Following the disappointing end to her show, Anne Francis signed to appear with Barbra Streisand in the film version of “Funny Girl.” Her character, boozing Ziegfeld Girl Georgia James, was famously pared down from the second female lead to barely a cameo. For decades the scuttlebutt was that Streisand herself had ordered the cuts because Francis was so good in her scenes and Babs was worried that she’d steal the picture. The Anne Francis accusation was always used when anyone wanted to diss Barbra and her control-freak ways. Finally, a few years ago, Francis posted an open letter to Barbra Streisand on her website:
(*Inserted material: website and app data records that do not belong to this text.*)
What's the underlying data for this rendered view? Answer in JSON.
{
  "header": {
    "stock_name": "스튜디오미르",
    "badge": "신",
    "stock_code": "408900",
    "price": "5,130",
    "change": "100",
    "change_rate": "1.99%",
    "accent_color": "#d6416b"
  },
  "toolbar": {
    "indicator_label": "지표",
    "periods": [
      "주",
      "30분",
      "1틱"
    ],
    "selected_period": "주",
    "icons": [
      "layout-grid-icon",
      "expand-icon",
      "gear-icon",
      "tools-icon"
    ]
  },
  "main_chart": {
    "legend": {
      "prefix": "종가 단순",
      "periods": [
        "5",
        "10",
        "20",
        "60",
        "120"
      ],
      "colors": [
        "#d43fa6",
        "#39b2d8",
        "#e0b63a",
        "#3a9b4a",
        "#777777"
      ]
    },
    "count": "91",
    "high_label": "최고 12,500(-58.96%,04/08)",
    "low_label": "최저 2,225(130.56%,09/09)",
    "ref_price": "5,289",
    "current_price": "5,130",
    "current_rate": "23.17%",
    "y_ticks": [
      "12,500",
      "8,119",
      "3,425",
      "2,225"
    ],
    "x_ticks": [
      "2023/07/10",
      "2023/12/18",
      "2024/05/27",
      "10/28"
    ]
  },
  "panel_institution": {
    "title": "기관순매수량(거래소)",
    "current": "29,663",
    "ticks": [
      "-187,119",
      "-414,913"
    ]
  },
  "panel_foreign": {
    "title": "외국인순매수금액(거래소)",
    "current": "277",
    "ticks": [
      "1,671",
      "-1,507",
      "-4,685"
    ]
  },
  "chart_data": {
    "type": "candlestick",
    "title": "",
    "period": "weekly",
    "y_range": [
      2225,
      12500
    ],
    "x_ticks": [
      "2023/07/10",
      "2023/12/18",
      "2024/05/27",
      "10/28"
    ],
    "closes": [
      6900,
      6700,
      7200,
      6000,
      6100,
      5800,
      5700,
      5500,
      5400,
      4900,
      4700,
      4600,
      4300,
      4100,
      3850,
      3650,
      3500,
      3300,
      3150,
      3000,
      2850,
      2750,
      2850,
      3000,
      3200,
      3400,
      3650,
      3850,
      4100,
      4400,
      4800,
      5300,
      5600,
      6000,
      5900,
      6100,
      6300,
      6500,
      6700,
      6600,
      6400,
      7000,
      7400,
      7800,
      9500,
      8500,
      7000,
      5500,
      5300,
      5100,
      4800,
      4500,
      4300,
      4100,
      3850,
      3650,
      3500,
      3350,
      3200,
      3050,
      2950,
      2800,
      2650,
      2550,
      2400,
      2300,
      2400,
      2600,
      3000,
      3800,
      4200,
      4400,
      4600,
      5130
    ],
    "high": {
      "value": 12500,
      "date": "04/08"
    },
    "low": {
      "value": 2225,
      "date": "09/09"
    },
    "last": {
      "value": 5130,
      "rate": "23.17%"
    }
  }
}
It has gnawed at me for years that you have believed that I blamed you for cutting most of my scenes from “Funny Girl.” I felt the sadness of the misunderstanding all over again when I read a supposed quote of yours last year saying that you had heard me blame you on a TV talk show. The only talk show I did on the subject was on Johnny Carson, and Joey Bishop was subbing that night. I tried to make it plain that I did not blame you, and had no idea why I was cut from the film. To this day, I don’t know the circumstances that caused the decision, but I am lead to believe it probably had to do with the length of the film. The sub plot of Georgia’s histrionics with Florenz Ziegfeld was really not necessary to the story about Fanny Brice.
In all fairness, I understand that the press believed that I felt that way because my public relations person, who was also a very dear friend, did believe it, and she made the statements that were attributed to me. I was caught in the middle, and rather than point a finger at her, I did the best I could to refute the story whenever confronted by an interviewer. The whole thing was messy and painful. I had never been embroiled in that sort of ruckus before. I know you were going through a lot of flack as well during those stormy days when first you hit Hollywood (or It hit you!). I had hoped then that it would all blow over quickly, but when I saw the quote you allegedly made recently, I felt awful once more.
At the age of thirty-five (over the hill in those days!), the role of Georgia was a great gem for me, and I had high hopes (I had just come off of “Honey West”) that it would do a lot for my “career.” The flashy role, along with the drunk scene (which hit the editor’s floor) pretty much cinched the prospect of a supporting nomination with the Academy that year. So, you can understand the humiliation when each day a note would be slipped under my dressing room door, “omit scene so and so.” The scene named would always be the one I had been called in to do that day. I am not whining, dear lady. We’ve all taken our lumps in this “Business.” I’m just sharing with you what was going on at that time with me. You had your own problems. I marveled at how you handled yourself on your first encounter with the alien world of the film industry.
I have had the greatest respect for your talent and for what you have made of yourself, Barbra. You are a brilliant woman and I have always wished you the very best. One more time, it is important for me before I leave this planet to say, I have never accused you of having the role of Georgia cut to the quick.
Classy dame. I hope Streisand responded. The night Francis died, I was at my mother-in-law's house for a birthday party for her friend, actress Barbara Rush. There were several other actresses there and all of them knew and had worked with Anne Francis back in the day. The women had nothing but praise and admiration for the star. Maybe she didn't wear tear-gas earrings, but the real-life Anne Francis was every bit as fun and likable as Honey West.